What needs to be done ->
The records that follow must be reproduced in full, with every picture excluded.

(Records from a dataset)
┌──
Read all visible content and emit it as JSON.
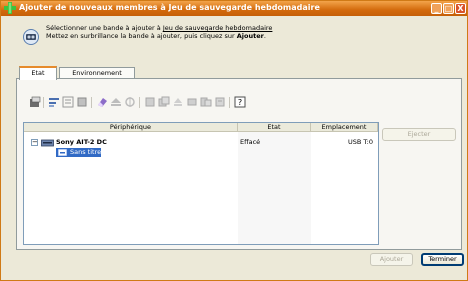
{
  "window": {
    "title": "Ajouter de nouveaux membres à Jeu de sauvegarde hebdomadaire",
    "minimize": "_",
    "maximize": "□",
    "close": "X"
  },
  "instructions": {
    "line1_prefix": "Sélectionner une bande à ajouter à ",
    "line1_link": "Jeu de sauvegarde hebdomadaire",
    "line2_prefix": "Mettez en surbrillance la bande à ajouter, puis cliquez sur ",
    "line2_bold": "Ajouter",
    "line2_suffix": "."
  },
  "tabs": [
    {
      "label": "Etat",
      "active": true
    },
    {
      "label": "Environnement",
      "active": false
    }
  ],
  "toolbar": {
    "icons": [
      "properties-icon",
      "format-icon",
      "catalog-icon",
      "inventory-icon",
      "erase-icon",
      "eject-icon",
      "import-icon",
      "disabled-icon-1",
      "disabled-icon-2",
      "disabled-icon-3",
      "disabled-icon-4",
      "disabled-icon-5",
      "disabled-icon-6",
      "help-icon"
    ]
  },
  "table": {
    "columns": [
      "Périphérique",
      "Etat",
      "Emplacement"
    ],
    "device": {
      "name": "Sony AIT-2 DC",
      "etat": "Effacé",
      "emplacement": "USB T:0"
    },
    "media": {
      "name": "Sans titre"
    },
    "expander": "−"
  },
  "buttons": {
    "eject": "Ejecter",
    "add": "Ajouter",
    "finish": "Terminer"
  },
  "colors": {
    "titlebar": "#d36a0c",
    "selection": "#316ac5",
    "tab_accent": "#e68b2c"
  }
}
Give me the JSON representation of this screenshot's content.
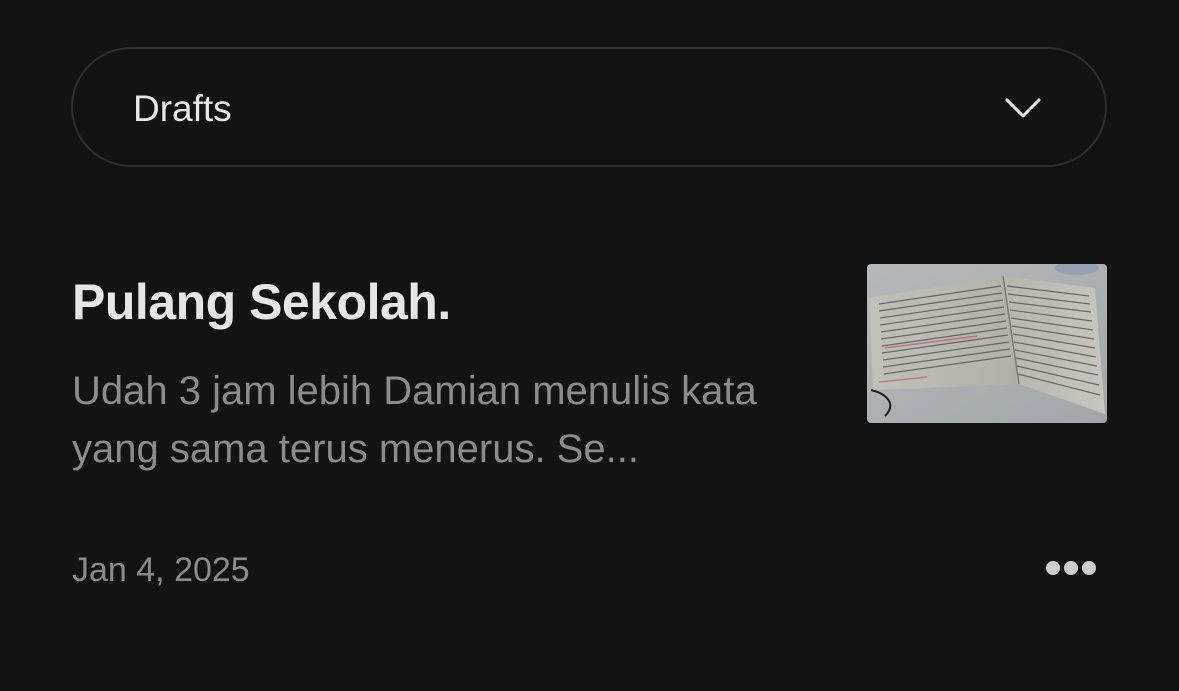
{
  "filter": {
    "selected_label": "Drafts",
    "icon": "chevron-down-icon"
  },
  "story": {
    "title": "Pulang Sekolah.",
    "excerpt": "Udah 3 jam lebih Damian menulis kata yang sama terus menerus. Se...",
    "date": "Jan 4, 2025",
    "thumbnail_subject": "open notebook with handwritten text",
    "more_icon": "more-horizontal-icon"
  },
  "colors": {
    "background": "#131313",
    "border": "#2f2f2f",
    "text_primary": "#e6e6e6",
    "text_secondary": "#8c8c8c"
  }
}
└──
Answer to this task ->
Read all visible content and emit it as JSON.
{
  "window": {
    "title": "Ajouter de nouveaux membres à Jeu de sauvegarde hebdomadaire",
    "minimize": "_",
    "maximize": "□",
    "close": "X"
  },
  "instructions": {
    "line1_prefix": "Sélectionner une bande à ajouter à ",
    "line1_link": "Jeu de sauvegarde hebdomadaire",
    "line2_prefix": "Mettez en surbrillance la bande à ajouter, puis cliquez sur ",
    "line2_bold": "Ajouter",
    "line2_suffix": "."
  },
  "tabs": [
    {
      "label": "Etat",
      "active": true
    },
    {
      "label": "Environnement",
      "active": false
    }
  ],
  "toolbar": {
    "icons": [
      "properties-icon",
      "format-icon",
      "catalog-icon",
      "inventory-icon",
      "erase-icon",
      "eject-icon",
      "import-icon",
      "disabled-icon-1",
      "disabled-icon-2",
      "disabled-icon-3",
      "disabled-icon-4",
      "disabled-icon-5",
      "disabled-icon-6",
      "help-icon"
    ]
  },
  "table": {
    "columns": [
      "Périphérique",
      "Etat",
      "Emplacement"
    ],
    "device": {
      "name": "Sony AIT-2 DC",
      "etat": "Effacé",
      "emplacement": "USB T:0"
    },
    "media": {
      "name": "Sans titre"
    },
    "expander": "−"
  },
  "buttons": {
    "eject": "Ejecter",
    "add": "Ajouter",
    "finish": "Terminer"
  },
  "colors": {
    "titlebar": "#d36a0c",
    "selection": "#316ac5",
    "tab_accent": "#e68b2c"
  }
}
Give me the JSON representation of this screenshot's content.
{
  "filter": {
    "selected_label": "Drafts",
    "icon": "chevron-down-icon"
  },
  "story": {
    "title": "Pulang Sekolah.",
    "excerpt": "Udah 3 jam lebih Damian menulis kata yang sama terus menerus. Se...",
    "date": "Jan 4, 2025",
    "thumbnail_subject": "open notebook with handwritten text",
    "more_icon": "more-horizontal-icon"
  },
  "colors": {
    "background": "#131313",
    "border": "#2f2f2f",
    "text_primary": "#e6e6e6",
    "text_secondary": "#8c8c8c"
  }
}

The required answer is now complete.